The Mid-Michigan Environmental Action Council said in a statement for this story: “Mid-MEAC is happy to see an industrial site reused rather than allowed to go to waste. We would strongly recommend that the City of Lansing require the removal of much of the impervious surface and place requirements that would ensure that no pollution is getting into the Grand River at the site from the former parking lots and buildings.”
Mixed emotions and leverage
James Cheeks, who lives around the corner from Slaughter, has no problems with the company — except for an “obnoxious” smell over the past four summers from the site. It would wake up Cheeks, who has lived near the Grand River Assembly plant for all 56 years of his life, and his roommate at night.
“Other than that I have no issues with them,” he said.
Across the Grand River along the more affluent Moores River Drive, resident Larry Lee can see the vacant parking lots. He’s lived there since 1999.
“There’s a lot of things I wish GM would do. But since it’s been so industrialized, I’m not sure what you do with it. When I go by, it certainly is not the best use for a river site. But in the scale of eyesores, it’s not the worst I’ve seen.” According to his own “revisionist history,” it would have been nice to take advantage of the river lot, he said, with green space along the banks and residential behind.
Fourth Ward Councilwoman Jessica Yorko, whose ward includes the area around the site, said she “most likely” will support the tax abatement request. She acknowledged the site is “definitely not good the way it is. It’s not attractive, and environmentally having all of that surface parking next to the river is not a good thing. But it’s really promising and encouraging General Motors wants to go ahead and add a new operation there.”

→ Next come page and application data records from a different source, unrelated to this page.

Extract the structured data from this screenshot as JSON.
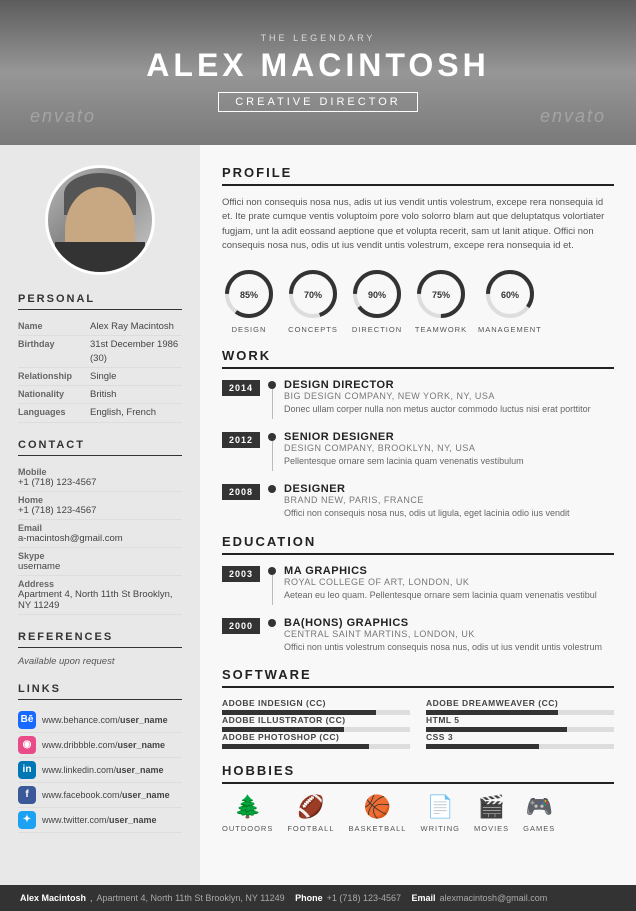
{
  "header": {
    "subtitle": "THE LEGENDARY",
    "name": "ALEX MACINTOSH",
    "title": "CREATIVE DIRECTOR",
    "watermark": "envato"
  },
  "left": {
    "personal_title": "PERSONAL",
    "personal": [
      {
        "label": "Name",
        "value": "Alex Ray Macintosh"
      },
      {
        "label": "Birthday",
        "value": "31st December 1986 (30)"
      },
      {
        "label": "Relationship",
        "value": "Single"
      },
      {
        "label": "Nationality",
        "value": "British"
      },
      {
        "label": "Languages",
        "value": "English, French"
      }
    ],
    "contact_title": "CONTACT",
    "contact": [
      {
        "label": "Mobile",
        "value": "+1 (718) 123-4567"
      },
      {
        "label": "Home",
        "value": "+1 (718) 123-4567"
      },
      {
        "label": "Email",
        "value": "a-macintosh@gmail.com"
      },
      {
        "label": "Skype",
        "value": "username"
      },
      {
        "label": "Address",
        "value": "Apartment 4, North 11th St Brooklyn, NY 11249"
      }
    ],
    "references_title": "REFERENCES",
    "references_text": "Available upon request",
    "links_title": "LINKS",
    "links": [
      {
        "type": "behance",
        "label": "Be",
        "prefix": "www.behance.com/",
        "username": "user_name"
      },
      {
        "type": "dribbble",
        "label": "Dr",
        "prefix": "www.dribbble.com/",
        "username": "user_name"
      },
      {
        "type": "linkedin",
        "label": "in",
        "prefix": "www.linkedin.com/",
        "username": "user_name"
      },
      {
        "type": "facebook",
        "label": "f",
        "prefix": "www.facebook.com/",
        "username": "user_name"
      },
      {
        "type": "twitter",
        "label": "t",
        "prefix": "www.twitter.com/",
        "username": "user_name"
      }
    ]
  },
  "right": {
    "profile_title": "PROFILE",
    "profile_text": "Offici non consequis nosa nus, adis ut ius vendit untis volestrum, excepe rera nonsequia id et. Ite prate cumque ventis voluptoim pore volo solorro blam aut que deluptatqus volortiater fugjam, unt la adit eossand aeptione que et volupta recerit, sam ut lanit atique. Offici non consequis nosa nus, odis ut ius vendit untis volestrum, excepe rera nonsequia id et.",
    "skills": [
      {
        "label": "DESIGN",
        "pct": 85
      },
      {
        "label": "CONCEPTS",
        "pct": 70
      },
      {
        "label": "DIRECTION",
        "pct": 90
      },
      {
        "label": "TEAMWORK",
        "pct": 75
      },
      {
        "label": "MANAGEMENT",
        "pct": 60
      }
    ],
    "work_title": "WORK",
    "work": [
      {
        "year": "2014",
        "title": "DESIGN DIRECTOR",
        "company": "BIG DESIGN COMPANY, NEW YORK, NY, USA",
        "desc": "Donec ullam corper nulla non metus auctor commodo luctus nisi erat porttitor"
      },
      {
        "year": "2012",
        "title": "SENIOR DESIGNER",
        "company": "DESIGN COMPANY, BROOKLYN, NY, USA",
        "desc": "Pellentesque ornare sem lacinia quam venenatis vestibulum"
      },
      {
        "year": "2008",
        "title": "DESIGNER",
        "company": "BRAND NEW, PARIS, FRANCE",
        "desc": "Offici non consequis nosa nus, odis ut ligula, eget lacinia odio ius vendit"
      }
    ],
    "education_title": "EDUCATION",
    "education": [
      {
        "year": "2003",
        "title": "MA GRAPHICS",
        "company": "ROYAL COLLEGE OF ART, LONDON, UK",
        "desc": "Aetean eu leo quam. Pellentesque ornare sem lacinia quam venenatis vestibul"
      },
      {
        "year": "2000",
        "title": "BA(HONS) GRAPHICS",
        "company": "CENTRAL SAINT MARTINS, LONDON, UK",
        "desc": "Offici non untis volestrum consequis nosa nus, odis ut ius vendit untis volestrum"
      }
    ],
    "software_title": "SOFTWARE",
    "software": [
      {
        "name": "ADOBE INDESIGN (CC)",
        "pct": 82,
        "col": 0
      },
      {
        "name": "ADOBE DREAMWEAVER (CC)",
        "pct": 70,
        "col": 1
      },
      {
        "name": "ADOBE ILLUSTRATOR (CC)",
        "pct": 65,
        "col": 0
      },
      {
        "name": "HTML 5",
        "pct": 75,
        "col": 1
      },
      {
        "name": "ADOBE PHOTOSHOP (CC)",
        "pct": 78,
        "col": 0
      },
      {
        "name": "CSS 3",
        "pct": 60,
        "col": 1
      }
    ],
    "hobbies_title": "HOBBIES",
    "hobbies": [
      {
        "label": "OUTDOORS",
        "icon": "🌲"
      },
      {
        "label": "FOOTBALL",
        "icon": "🏈"
      },
      {
        "label": "BASKETBALL",
        "icon": "🏀"
      },
      {
        "label": "WRITING",
        "icon": "📄"
      },
      {
        "label": "MOVIES",
        "icon": "🎬"
      },
      {
        "label": "GAMES",
        "icon": "🎮"
      }
    ]
  },
  "footer": {
    "name": "Alex Macintosh",
    "address": "Apartment 4, North 11th St Brooklyn, NY 11249",
    "phone_label": "Phone",
    "phone": "+1 (718) 123-4567",
    "email_label": "Email",
    "email": "alexmacintosh@gmail.com"
  }
}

She mentioned GM’s LEED-certified facility in Delta Township, which has been heralded for its environmentally conscious design. “I would like to see that level of investment in what I would call the curb appeal and environmental protection at the Grand River site.”

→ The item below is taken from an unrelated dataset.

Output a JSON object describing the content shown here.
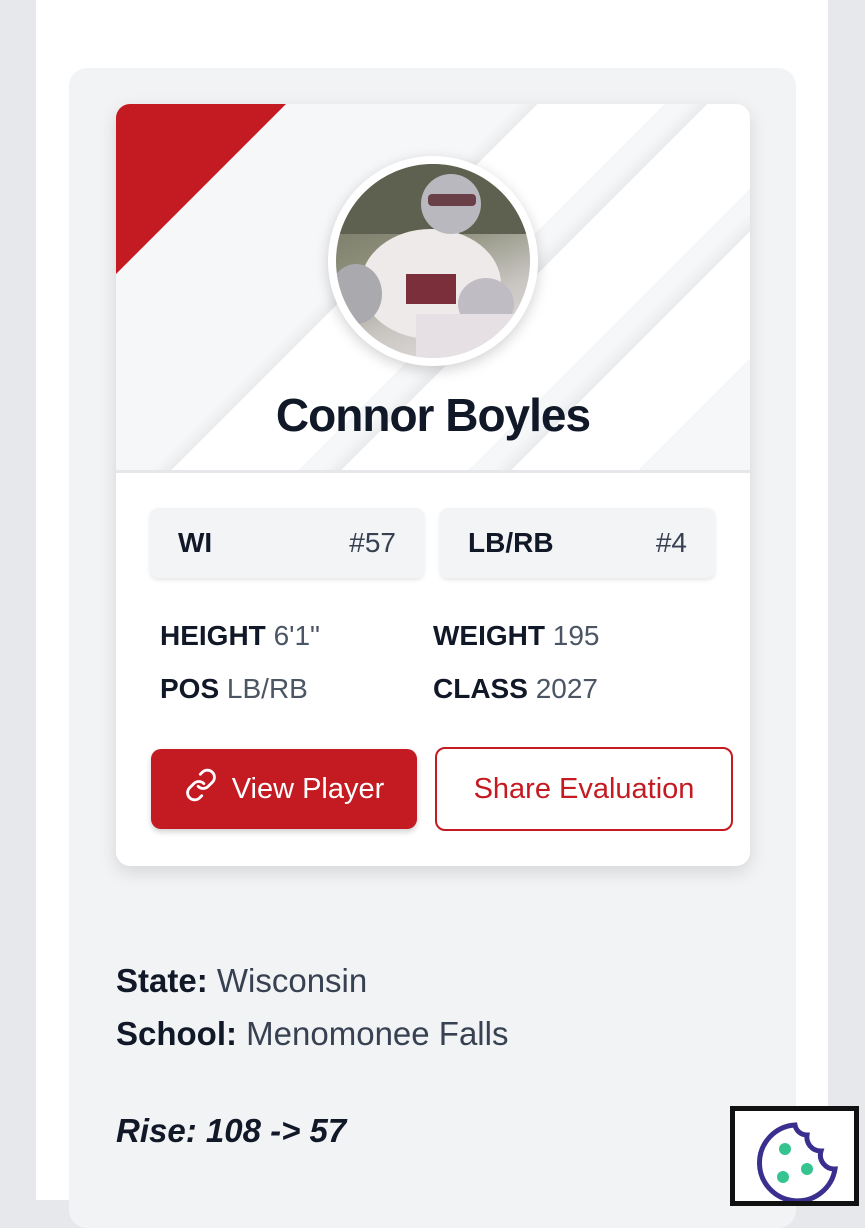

But as for using the tax abatement as leverage for seeing such improvements, Yorko said she wants to hear more from what residents want.
“I think it’s an interesting tool to have a legal agreement that gives neighborhoods what they need and deserve in investment beyond just jobs. I don’t know yet what the climate or wishes of residents of Lansing are — how much more are they willing to ask for from companies or are the jobs companies bring enough?”

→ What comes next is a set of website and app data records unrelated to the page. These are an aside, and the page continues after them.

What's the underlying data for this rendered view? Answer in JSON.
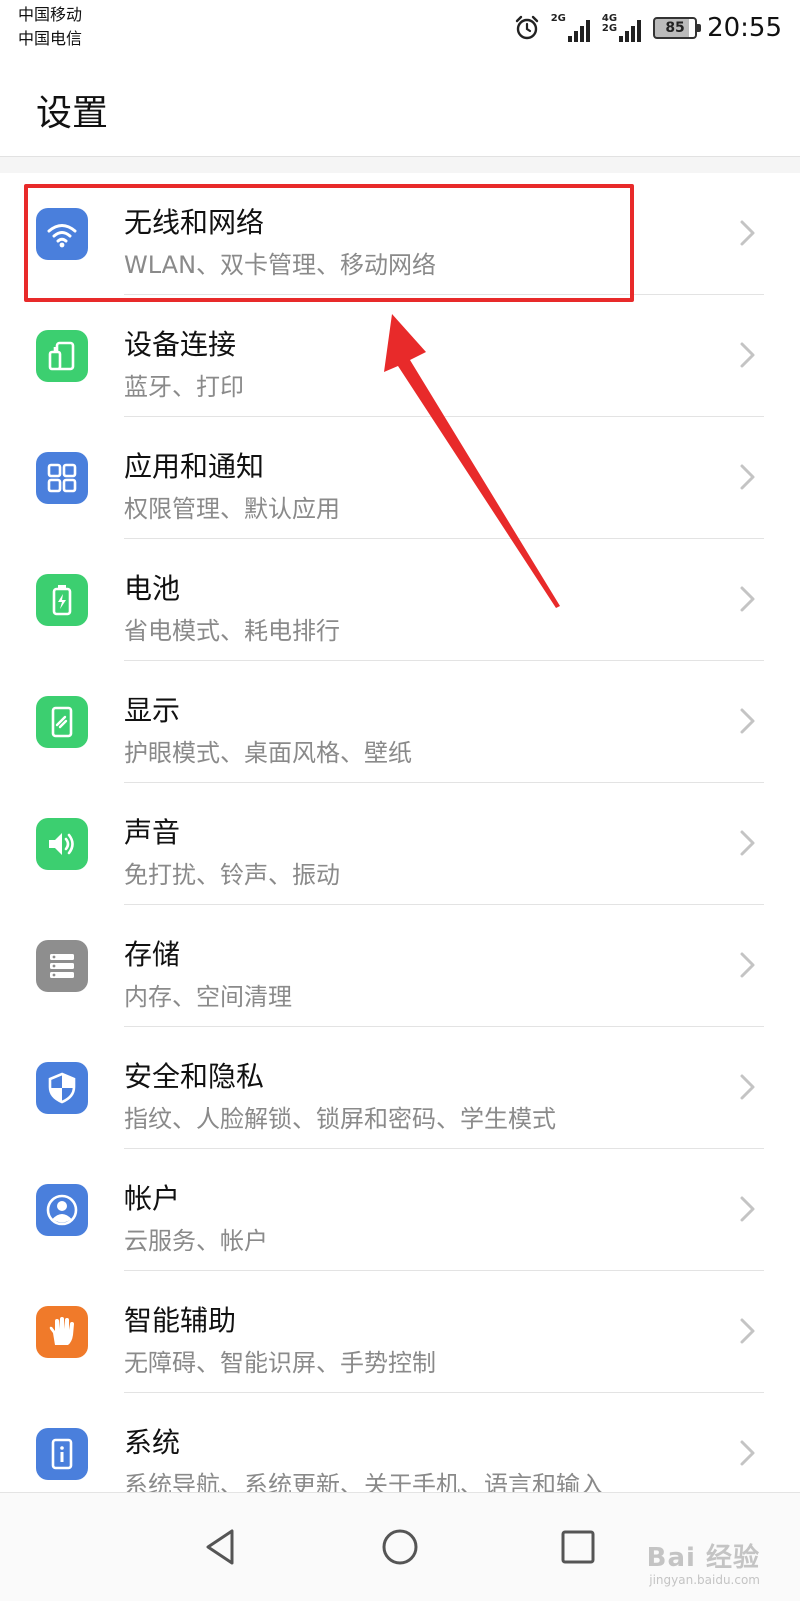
{
  "status_bar": {
    "carrier_1": "中国移动",
    "carrier_2": "中国电信",
    "sig1_label": "2G",
    "sig2_label_top": "4G",
    "sig2_label_bottom": "2G",
    "battery_level": "85",
    "time": "20:55",
    "icons": [
      "alarm-icon",
      "signal-2g-icon",
      "signal-4g-2g-icon",
      "battery-icon"
    ]
  },
  "header": {
    "title": "设置"
  },
  "settings": [
    {
      "title": "无线和网络",
      "subtitle": "WLAN、双卡管理、移动网络",
      "icon": "wifi-icon",
      "color": "#4a7fdc"
    },
    {
      "title": "设备连接",
      "subtitle": "蓝牙、打印",
      "icon": "device-connect-icon",
      "color": "#3ccf70"
    },
    {
      "title": "应用和通知",
      "subtitle": "权限管理、默认应用",
      "icon": "apps-grid-icon",
      "color": "#4a7fdc"
    },
    {
      "title": "电池",
      "subtitle": "省电模式、耗电排行",
      "icon": "battery-icon",
      "color": "#3ccf70"
    },
    {
      "title": "显示",
      "subtitle": "护眼模式、桌面风格、壁纸",
      "icon": "display-icon",
      "color": "#3ccf70"
    },
    {
      "title": "声音",
      "subtitle": "免打扰、铃声、振动",
      "icon": "speaker-icon",
      "color": "#3ccf70"
    },
    {
      "title": "存储",
      "subtitle": "内存、空间清理",
      "icon": "storage-icon",
      "color": "#8e8e8e"
    },
    {
      "title": "安全和隐私",
      "subtitle": "指纹、人脸解锁、锁屏和密码、学生模式",
      "icon": "shield-icon",
      "color": "#4a7fdc"
    },
    {
      "title": "帐户",
      "subtitle": "云服务、帐户",
      "icon": "account-icon",
      "color": "#4a7fdc"
    },
    {
      "title": "智能辅助",
      "subtitle": "无障碍、智能识屏、手势控制",
      "icon": "hand-icon",
      "color": "#f07a2a"
    },
    {
      "title": "系统",
      "subtitle": "系统导航、系统更新、关于手机、语言和输入",
      "icon": "system-info-icon",
      "color": "#4a7fdc"
    }
  ],
  "annotation": {
    "highlight_color": "#e82a2a",
    "arrow_color": "#e82a2a"
  },
  "nav_bar": {
    "icons": [
      "back-triangle-icon",
      "home-circle-icon",
      "recent-square-icon"
    ],
    "watermark": "Bai 经验",
    "watermark_url": "jingyan.baidu.com"
  }
}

At-Large Councilwoman Carol Wood will also “probably” support the abatement, based on what she said was the company’s fulfilling of past promises on jobs. “I look at them as a good corporate partner in this whole process.”
But she, too, said, “It’s important they clean up that property,” referring to the vacant parking lots. “It might be their back door, but it’s someone else’s front door. It’s important that be taken care of.”
First Ward Councilwoman Jody Washington says she’ll vote for the abatement because the expansion will bring “good union jobs.” And while “we probably should address some of their cleanup places” — like the lots surrounding MLK — “I’m not going to stop this because of that. I’m not one to tie-bar … the lot and this exemption. I will look at them separately.”
Brad Vauter, a Westside Neighborhood resident, spoke against the tax abatement Monday night during the Council meeting. “I don’t think it is the better part of wisdom for this Council or councils across the state to play this corporate Kwame Kilpatrick pay-to-play game GM is bringing to us tonight. I know the mayor and others have said we want to welcome GM as good neighbors. I want to welcome neighbors who are willing to help out.”
Two other speakers echoed Vauter’s notion of “corporate welfare.”
When asked to respond to those comments, Blanchard, GM’s director of local government relations, declined. Then added: “We definitely disagree.”